TT companies search for oil in Haiti
By Vernon Khelawan Thursday, June 13 2013
SHOULD Haiti become an oil-rich nation in the near future what would it mean for that nation, now often referred to as the “Poor House” of the Caribbean. But if things go the way they ought following recent happenings in a particular area of Haiti then that appellation would have to be changed.
As a matter of fact the pendulum might swing fully across the economic landscape and Haiti could soon become the richest country in the Caribbean and Trinidad and Tobago energy companies would be in the forefront of the “oil assault”.
Pushing ahead with that vision, the Haiti-based company – Petrogaz-Haiti SA (PGH) – which has major ties to several Trinidad and Tobago energy companies, was recently awarded six licences by the Haitian government for the exploration of oil and natural gas as well as associated enterprises.
As a matter of fact spearheading this strengthened assault on discovering oil and natural gas in Haiti, PGH has already entered into a joint venture agreement with South-based energy company Caribbean Well Service Company Limited (CWS) to operate the oil and natural gas projects in Haiti, as well as any other projects that may come on stream, in accordance with their mutual partnership agreement.

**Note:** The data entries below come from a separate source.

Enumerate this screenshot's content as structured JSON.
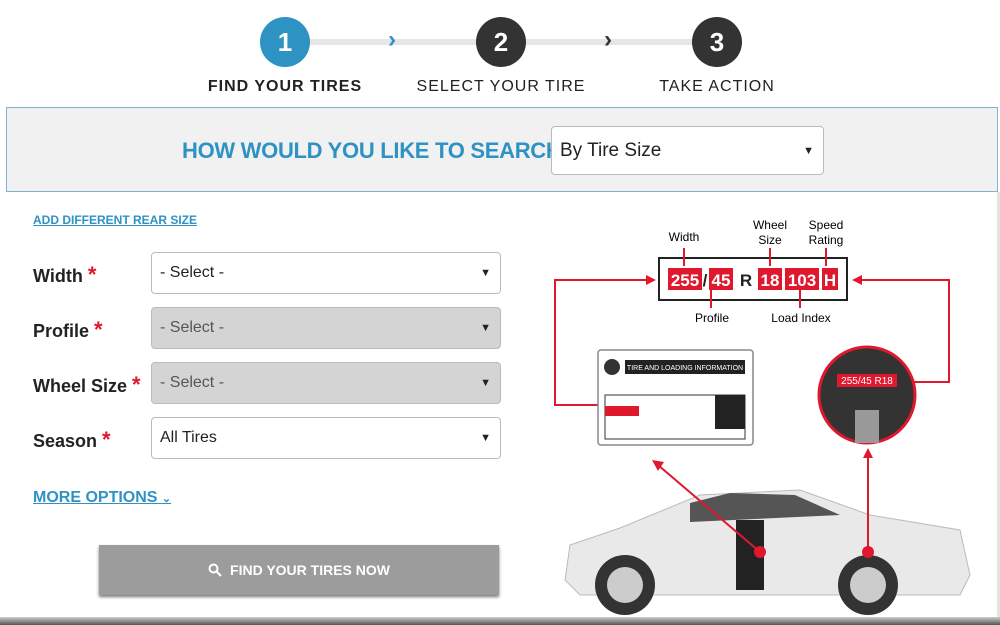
{
  "steps": [
    {
      "number": "1",
      "label": "FIND YOUR TIRES",
      "active": true
    },
    {
      "number": "2",
      "label": "SELECT YOUR TIRE",
      "active": false
    },
    {
      "number": "3",
      "label": "TAKE ACTION",
      "active": false
    }
  ],
  "search": {
    "question": "HOW WOULD YOU LIKE TO SEARCH?",
    "selected": "By Tire Size"
  },
  "form": {
    "add_rear_link": "ADD DIFFERENT REAR SIZE",
    "fields": [
      {
        "label": "Width",
        "value": "- Select -",
        "disabled": false
      },
      {
        "label": "Profile",
        "value": "- Select -",
        "disabled": true
      },
      {
        "label": "Wheel Size",
        "value": "- Select -",
        "disabled": true
      },
      {
        "label": "Season",
        "value": "All Tires",
        "disabled": false
      }
    ],
    "required_mark": "*",
    "more_options": "MORE OPTIONS",
    "submit": "FIND YOUR TIRES NOW"
  },
  "diagram": {
    "labels": {
      "width": "Width",
      "wheel": "Wheel",
      "size": "Size",
      "speed": "Speed",
      "rating": "Rating",
      "profile": "Profile",
      "load": "Load Index"
    },
    "code": {
      "width": "255",
      "sep": "/",
      "profile": "45",
      "r": "R",
      "wheel": "18",
      "load": "103",
      "speed": "H"
    },
    "placard_title": "TIRE AND LOADING INFORMATION",
    "sidewall_text": "255/45 R18"
  },
  "colors": {
    "accent": "#2e93c3",
    "red": "#e0182d",
    "dark": "#333333"
  }
}
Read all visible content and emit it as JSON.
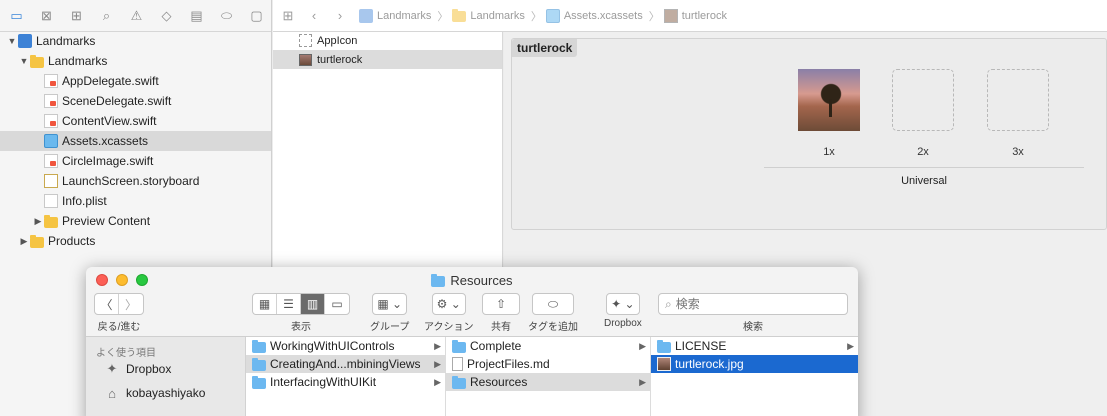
{
  "navigator": {
    "tree": [
      {
        "label": "Landmarks",
        "depth": 0,
        "disclosure": "open",
        "icon": "project-icon"
      },
      {
        "label": "Landmarks",
        "depth": 1,
        "disclosure": "open",
        "icon": "folder-icon"
      },
      {
        "label": "AppDelegate.swift",
        "depth": 2,
        "icon": "swift-file-icon"
      },
      {
        "label": "SceneDelegate.swift",
        "depth": 2,
        "icon": "swift-file-icon"
      },
      {
        "label": "ContentView.swift",
        "depth": 2,
        "icon": "swift-file-icon"
      },
      {
        "label": "Assets.xcassets",
        "depth": 2,
        "icon": "asset-catalog-icon",
        "selected": true
      },
      {
        "label": "CircleImage.swift",
        "depth": 2,
        "icon": "swift-file-icon"
      },
      {
        "label": "LaunchScreen.storyboard",
        "depth": 2,
        "icon": "storyboard-icon"
      },
      {
        "label": "Info.plist",
        "depth": 2,
        "icon": "plist-icon"
      },
      {
        "label": "Preview Content",
        "depth": 2,
        "disclosure": "closed",
        "icon": "folder-icon"
      },
      {
        "label": "Products",
        "depth": 1,
        "disclosure": "closed",
        "icon": "folder-icon"
      }
    ]
  },
  "editor": {
    "breadcrumbs": [
      "Landmarks",
      "Landmarks",
      "Assets.xcassets",
      "turtlerock"
    ],
    "asset_list": [
      {
        "label": "AppIcon"
      },
      {
        "label": "turtlerock",
        "selected": true
      }
    ],
    "set_name": "turtlerock",
    "slots": [
      "1x",
      "2x",
      "3x"
    ],
    "universal": "Universal"
  },
  "finder": {
    "title": "Resources",
    "toolbar": {
      "back_forward": "戻る/進む",
      "view": "表示",
      "group": "グループ",
      "action": "アクション",
      "share": "共有",
      "tags": "タグを追加",
      "dropbox": "Dropbox",
      "search": "検索",
      "search_placeholder": "検索"
    },
    "sidebar": {
      "heading": "よく使う項目",
      "items": [
        "Dropbox",
        "kobayashiyako"
      ]
    },
    "columns": [
      [
        "WorkingWithUIControls",
        "CreatingAnd...mbiningViews",
        "InterfacingWithUIKit"
      ],
      [
        "Complete",
        "ProjectFiles.md",
        "Resources"
      ],
      [
        "LICENSE",
        "turtlerock.jpg"
      ]
    ]
  }
}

The six licences approved by the Haitian government cover the following areas -:
• Production of crude petroleum;
• Production and distribution of gas;
• Refining of petroleum;
• Sale of petroleum products (wholesale);
• Other commercial retail activity; and
• Import and export.
Petrogaz-Haiti SA already has strong ties with Trinidad and Tobago’s energy sector since it currently serves as the exclusive agent/distributor for Trinidad and Tobago’s National Petroleum Marketing Company Limited (NPMC) in Haiti as well as its neighbour, the Dominican Republic and the entire state of Florida in the United States.
Further, Petrogaz is currently pursuing a traffic study to evaluate the feasibility and financial viability for the development of a Petrogaz-Haiti SA Branded Truck Stop and refuelling station in Haiti and is now seeking discussions with the Ministry of Energy and Energy Affairs in Trinidad and Tobago pertaining to the distributive fuel and gas trade, as well as the development of other petroleum-related investments.
The company was formed in 2007, and is a Haitian corporation owned by professionals and businessmen who are citizens of Haiti, Trinidad and Tobago and the United States and has been approved and licensed to operate in Haiti as an oil and chemical company.
But all this action did not come about by accident. For decades a Trinidadian petroleum and mining engineer and geologist and Caribbean expert in this field, Herbert Sukhu, have studied Haiti’s oil and gas prospects.
He recently reviewed seismic data, examined exploration wells drilled between 1917 and 1984, and conducted extensive field trips and sample analyses on the south-western peninsula where he confirms “evidence of asphaltic impregnated organic rich limestone in basement rocks of the Massanga part of the steep hills of Massif de la Hotte, Pic Macaya and Nan Pourcine where light hydrocarbons are found”, giving rise to the strong possibility of the existence of oil and natural gas deposits in those areas. His studies support the works of previous technologists at the Haitian Bureau of Mines and Energy.
Haitian attorney Fred Elusma, president of PGH is expected in Trinidad and Tobago as part of a Haitian delegation to participate in the IBC Energy’s Second Annual Caribbean Gas Trading and Supply Conference from June 25 through 26 at the Hilton Trinidad. Elusma will deliver a paper on “The Gas Potential in Haiti”.
It is instructive that at the same time all of this is happening in Haiti, the Economic Commission for Latin America and the Caribbean (ECLAC) is predicting a two percent growth for Caribbean economies.
More importantly however, is that in its 2013 predictions on the expected rise in Gross Domestic Product (GDP), ECLAC has forecast a six per cent growth for both Haiti and Peru behind Paraguay (ten percent) and Panama (eight per cent). In its report, ECLAC stated that Haiti, as well as Cuba and the Dominican Republic were expected to benefit from “a more buoyant United States economy, combined with improvements in the agricultural sector, especially in Cuba, Nicaragua and the Dominican Republic and the construction sector in Guatemala, Haiti and Honduras.”
The report also stated that in 2012 Haiti did better than many other Latin and South American countries growing its economy by 4.3 percent, when compared to South American countries which grew by only 2.5 percent.